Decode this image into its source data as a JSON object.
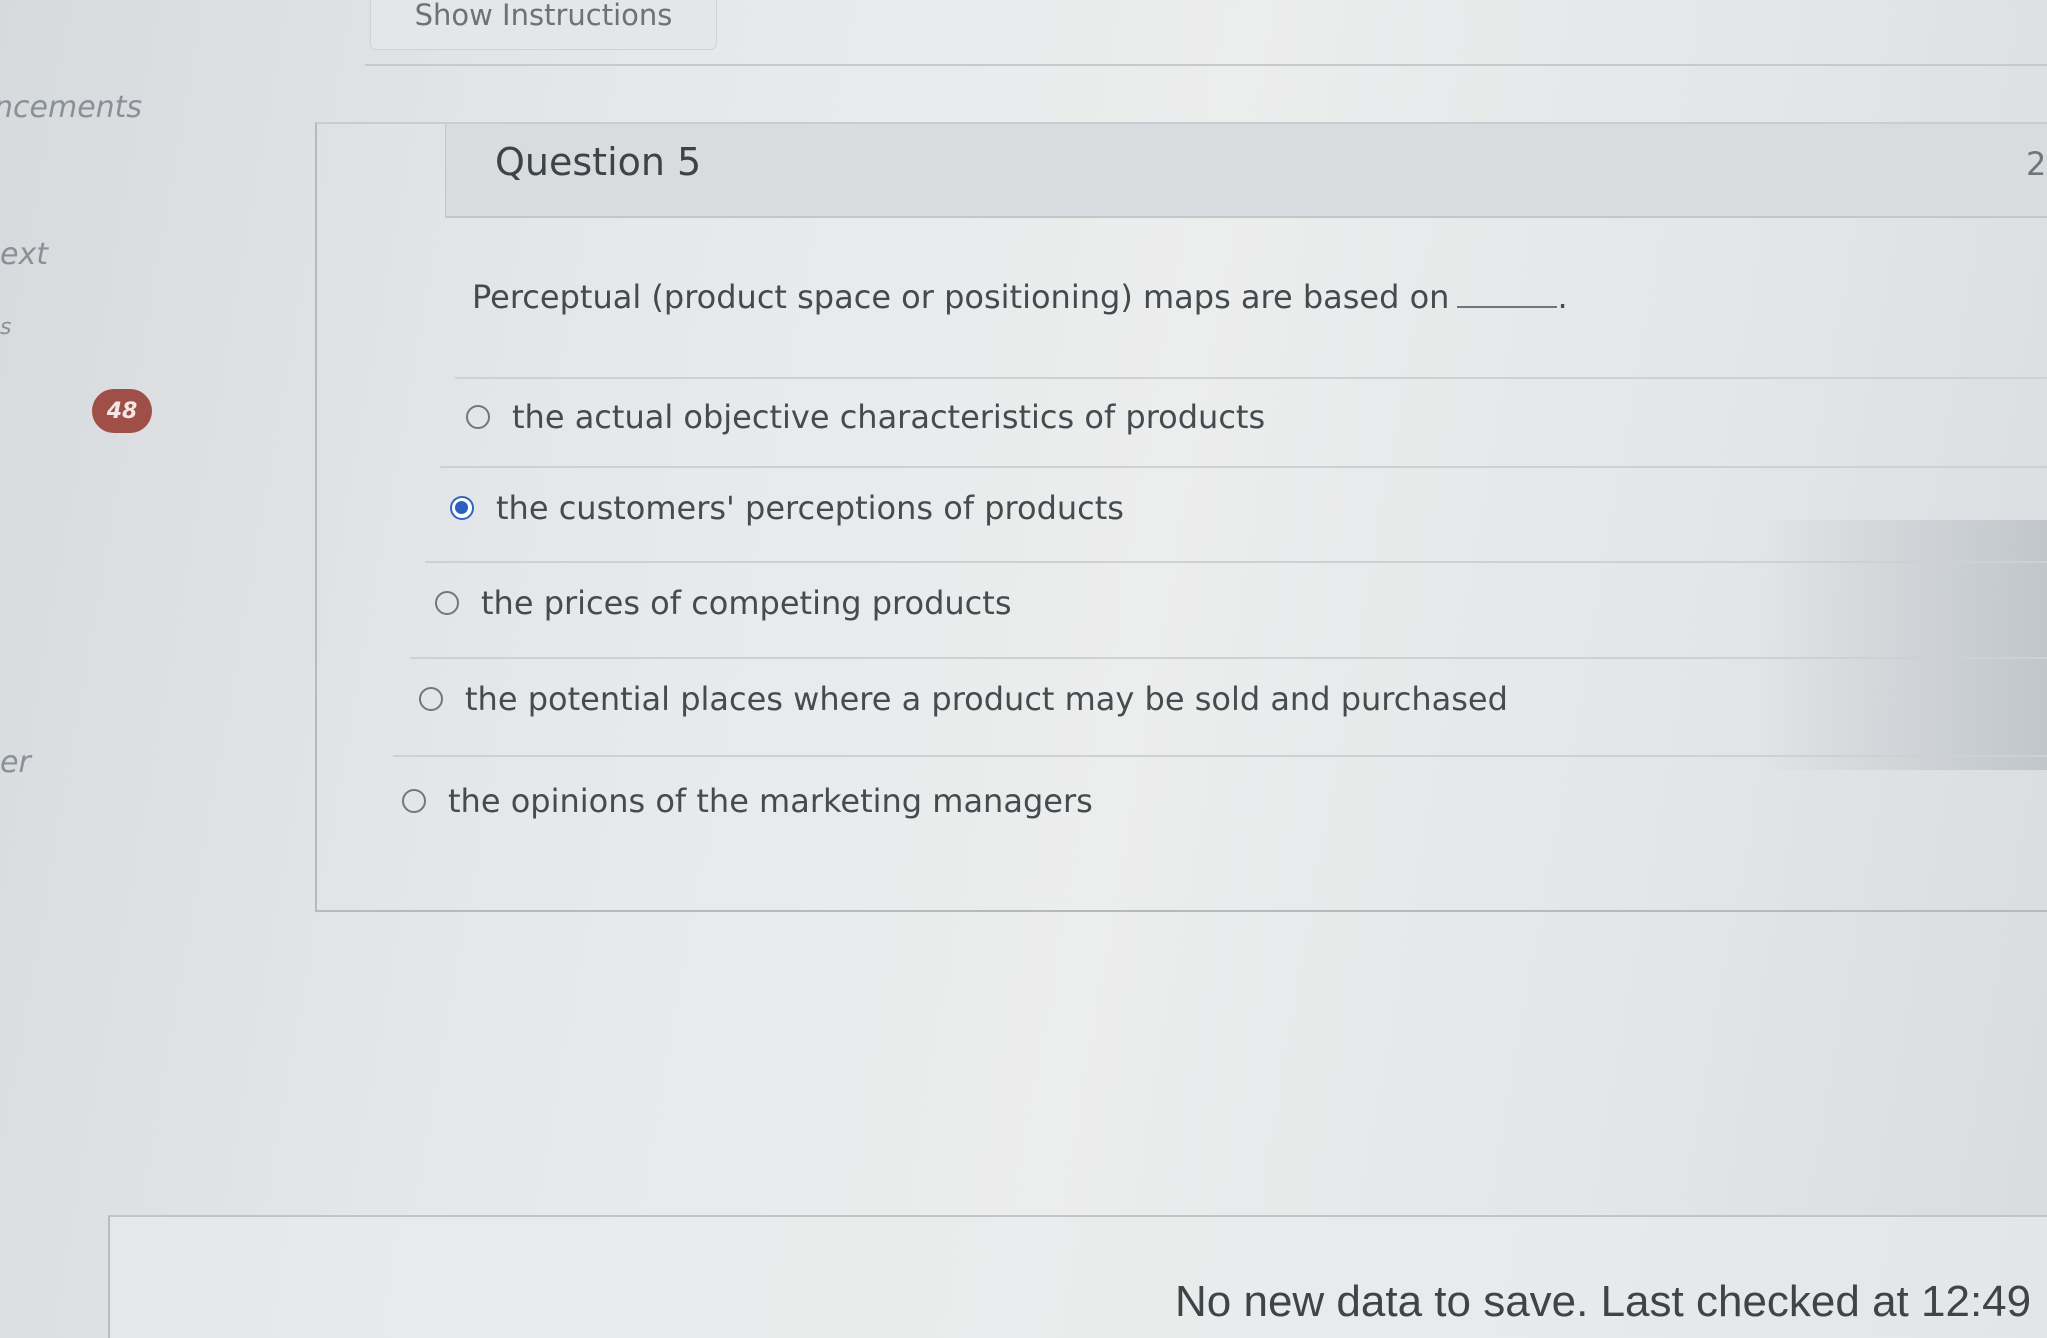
{
  "sidebar": {
    "items": [
      {
        "label": "ncements"
      },
      {
        "label": "ext"
      },
      {
        "label": "s"
      },
      {
        "label": "er"
      }
    ],
    "badge_count": "48"
  },
  "toolbar": {
    "show_instructions_label": "Show Instructions"
  },
  "question": {
    "title": "Question 5",
    "points_fragment": "2",
    "prompt": "Perceptual (product space or positioning) maps are based on",
    "prompt_end": ".",
    "answers": [
      {
        "label": "the actual objective characteristics of products",
        "selected": false
      },
      {
        "label": "the customers' perceptions of products",
        "selected": true
      },
      {
        "label": "the prices of competing products",
        "selected": false
      },
      {
        "label": "the potential places where a product may be sold and purchased",
        "selected": false
      },
      {
        "label": "the opinions of the marketing managers",
        "selected": false
      }
    ]
  },
  "footer": {
    "save_status": "No new data to save. Last checked at 12:49"
  },
  "colors": {
    "selected_radio": "#2b5fc2",
    "badge": "#a04f48"
  }
}
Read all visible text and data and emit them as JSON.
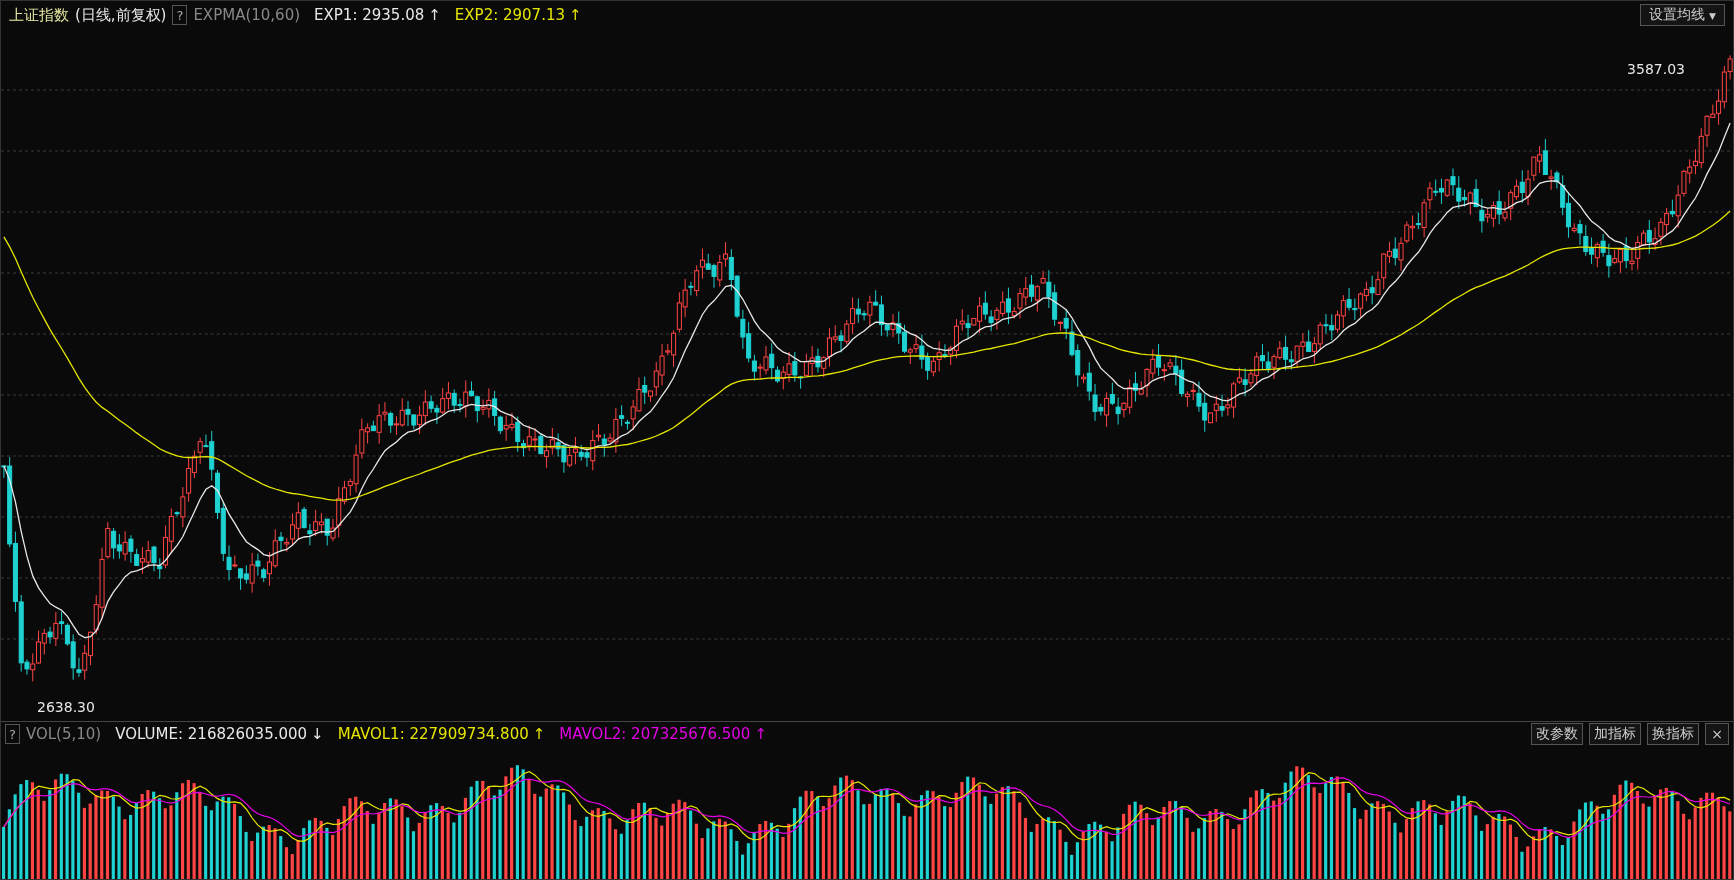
{
  "title": {
    "name": "上证指数",
    "mode": "(日线,前复权)"
  },
  "main_indicator": {
    "help": "?",
    "name": "EXPMA(10,60)",
    "values": [
      {
        "label": "EXP1: 2935.08",
        "arrow": "↑",
        "color": "#e8e8e8"
      },
      {
        "label": "EXP2: 2907.13",
        "arrow": "↑",
        "color": "#e6e600"
      }
    ]
  },
  "ma_button": {
    "label": "设置均线",
    "caret": "▼"
  },
  "price_chart": {
    "high_label": "3587.03",
    "low_label": "2638.30"
  },
  "volume_indicator": {
    "help": "?",
    "name": "VOL(5,10)",
    "values": [
      {
        "label": "VOLUME: 216826035.000",
        "arrow": "↓",
        "color": "#e8e8e8"
      },
      {
        "label": "MAVOL1: 227909734.800",
        "arrow": "↑",
        "color": "#e6e600"
      },
      {
        "label": "MAVOL2: 207325676.500",
        "arrow": "↑",
        "color": "#e600e6"
      }
    ]
  },
  "volume_buttons": [
    "改参数",
    "加指标",
    "换指标"
  ],
  "close": "×"
}
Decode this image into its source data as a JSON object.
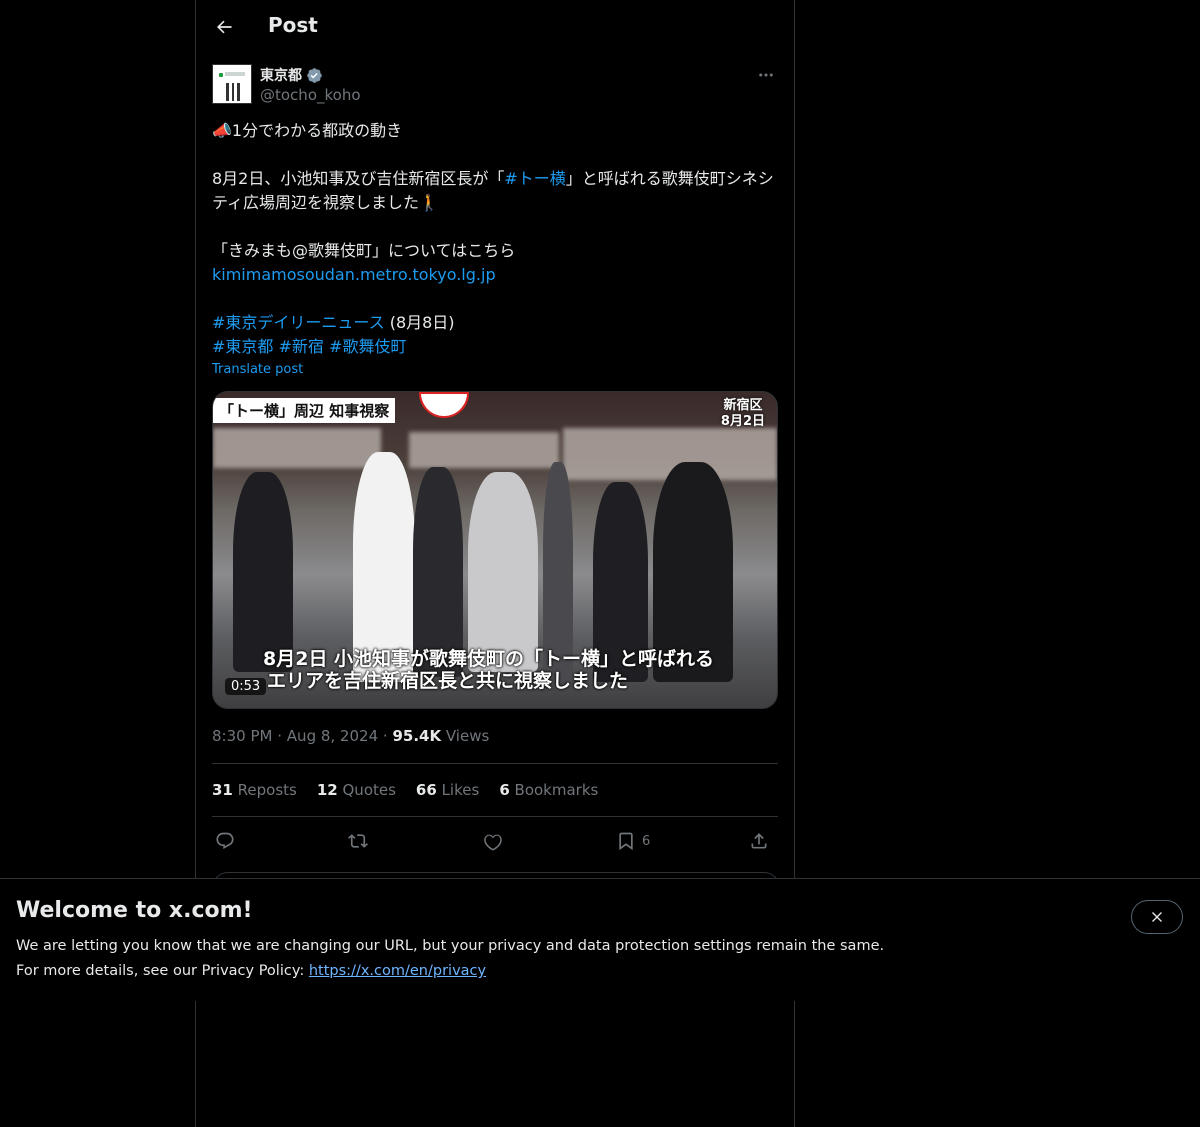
{
  "header": {
    "title": "Post"
  },
  "author": {
    "name": "東京都",
    "handle": "@tocho_koho"
  },
  "post": {
    "line1": "📣1分でわかる都政の動き",
    "line2a": "8月2日、小池知事及び吉住新宿区長が「",
    "line2_hashtag": "#トー横",
    "line2b": "」と呼ばれる歌舞伎町シネシティ広場周辺を視察しました🚶",
    "line3": "「きみまも@歌舞伎町」についてはこちら",
    "link": "kimimamosoudan.metro.tokyo.lg.jp",
    "hashtag_news": "#東京デイリーニュース",
    "news_date": " (8月8日)",
    "hashtags": [
      "#東京都",
      "#新宿",
      "#歌舞伎町"
    ],
    "translate": "Translate post"
  },
  "media": {
    "tag_left": "「トー横」周辺 知事視察",
    "tag_right_line1": "新宿区",
    "tag_right_line2": "8月2日",
    "caption_line1": "8月2日 小池知事が歌舞伎町の「トー横」と呼ばれる",
    "caption_line2": "エリアを吉住新宿区長と共に視察しました",
    "duration": "0:53"
  },
  "meta": {
    "time": "8:30 PM",
    "date": "Aug 8, 2024",
    "views_count": "95.4K",
    "views_label": "Views",
    "sep": "·"
  },
  "stats": {
    "reposts_count": "31",
    "reposts_label": "Reposts",
    "quotes_count": "12",
    "quotes_label": "Quotes",
    "likes_count": "66",
    "likes_label": "Likes",
    "bookmarks_count": "6",
    "bookmarks_label": "Bookmarks"
  },
  "actions": {
    "bookmark_count": "6"
  },
  "banner": {
    "title": "Welcome to x.com!",
    "line1": "We are letting you know that we are changing our URL, but your privacy and data protection settings remain the same.",
    "line2": "For more details, see our Privacy Policy: ",
    "link": "https://x.com/en/privacy"
  },
  "colors": {
    "accent": "#1d9bf0",
    "background": "#000000",
    "muted": "#71767b",
    "border": "#2f3336"
  },
  "icons": [
    "back-arrow-icon",
    "verified-badge-icon",
    "more-icon",
    "reply-icon",
    "repost-icon",
    "like-icon",
    "bookmark-icon",
    "share-icon",
    "close-icon"
  ]
}
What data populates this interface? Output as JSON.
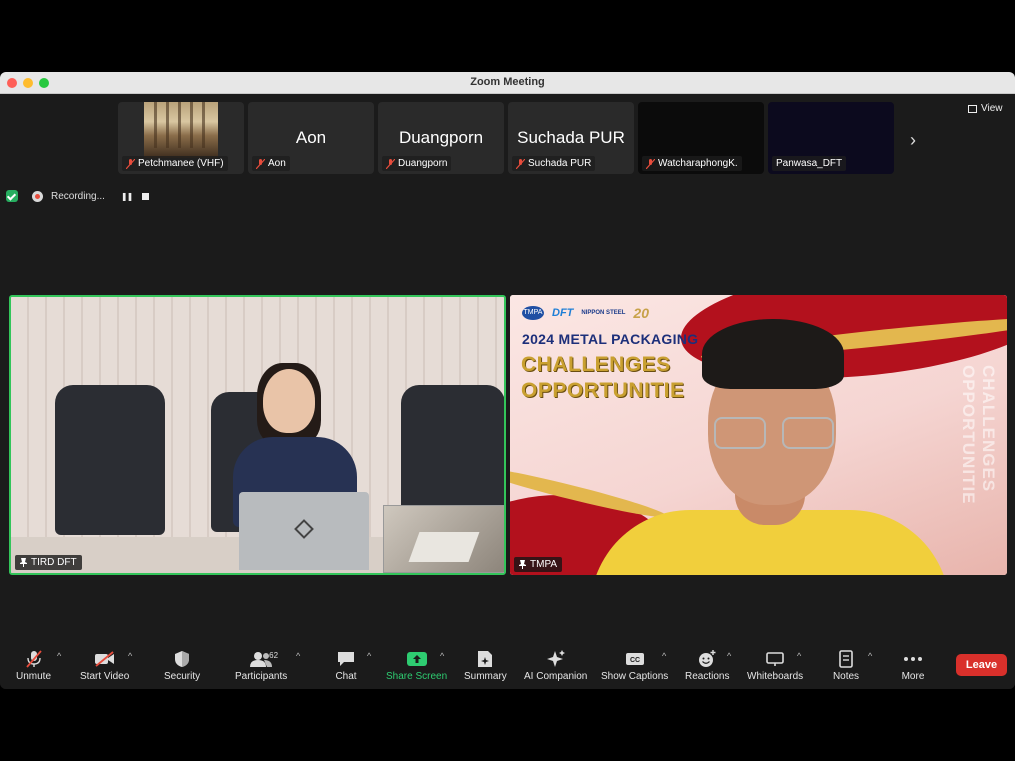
{
  "window": {
    "title": "Zoom Meeting"
  },
  "thumbnails": [
    {
      "name": "Petchmanee (VHF)",
      "big_name": "",
      "muted": true
    },
    {
      "name": "Aon",
      "big_name": "Aon",
      "muted": true
    },
    {
      "name": "Duangporn",
      "big_name": "Duangporn",
      "muted": true
    },
    {
      "name": "Suchada PUR",
      "big_name": "Suchada PUR",
      "muted": true
    },
    {
      "name": "WatcharaphongK.",
      "big_name": "",
      "muted": true
    },
    {
      "name": "Panwasa_DFT",
      "big_name": "",
      "muted": false
    }
  ],
  "view_button": "View",
  "recording": {
    "label": "Recording..."
  },
  "tiles": {
    "left": {
      "name": "TIRD DFT"
    },
    "right": {
      "name": "TMPA",
      "slide_logos": {
        "tmpa": "TMPA",
        "dft": "DFT",
        "ns": "NIPPON STEEL",
        "anniv": "20"
      },
      "slide_title": "2024 METAL PACKAGING",
      "slide_line1": "CHALLENGES",
      "slide_line2": "OPPORTUNITIE",
      "slide_vertical": "CHALLENGES OPPORTUNITIE"
    }
  },
  "toolbar": {
    "unmute": "Unmute",
    "start_video": "Start Video",
    "security": "Security",
    "participants": "Participants",
    "participants_count": "62",
    "chat": "Chat",
    "share_screen": "Share Screen",
    "summary": "Summary",
    "ai_companion": "AI Companion",
    "show_captions": "Show Captions",
    "reactions": "Reactions",
    "whiteboards": "Whiteboards",
    "notes": "Notes",
    "more": "More",
    "leave": "Leave"
  },
  "colors": {
    "active_speaker": "#33c55a",
    "leave": "#d9302b",
    "share": "#2ecc71"
  }
}
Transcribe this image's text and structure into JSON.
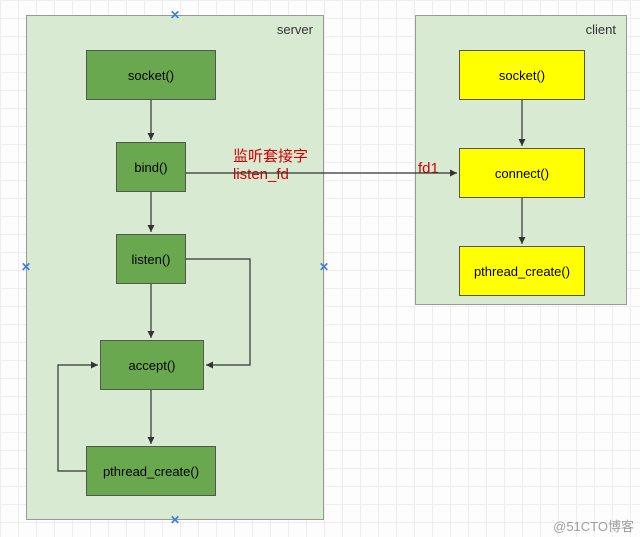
{
  "server": {
    "title": "server",
    "nodes": {
      "socket": "socket()",
      "bind": "bind()",
      "listen": "listen()",
      "accept": "accept()",
      "pthread": "pthread_create()"
    }
  },
  "client": {
    "title": "client",
    "nodes": {
      "socket": "socket()",
      "connect": "connect()",
      "pthread": "pthread_create()"
    }
  },
  "annotations": {
    "listen_note_line1": "监听套接字",
    "listen_note_line2": "listen_fd",
    "fd1": "fd1"
  },
  "watermark": "@51CTO博客"
}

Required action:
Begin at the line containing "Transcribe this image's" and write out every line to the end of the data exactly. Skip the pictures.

Written reply:
Transcribe this image's text and structure into JSON.
{
  "server": {
    "title": "server",
    "nodes": {
      "socket": "socket()",
      "bind": "bind()",
      "listen": "listen()",
      "accept": "accept()",
      "pthread": "pthread_create()"
    }
  },
  "client": {
    "title": "client",
    "nodes": {
      "socket": "socket()",
      "connect": "connect()",
      "pthread": "pthread_create()"
    }
  },
  "annotations": {
    "listen_note_line1": "监听套接字",
    "listen_note_line2": "listen_fd",
    "fd1": "fd1"
  },
  "watermark": "@51CTO博客"
}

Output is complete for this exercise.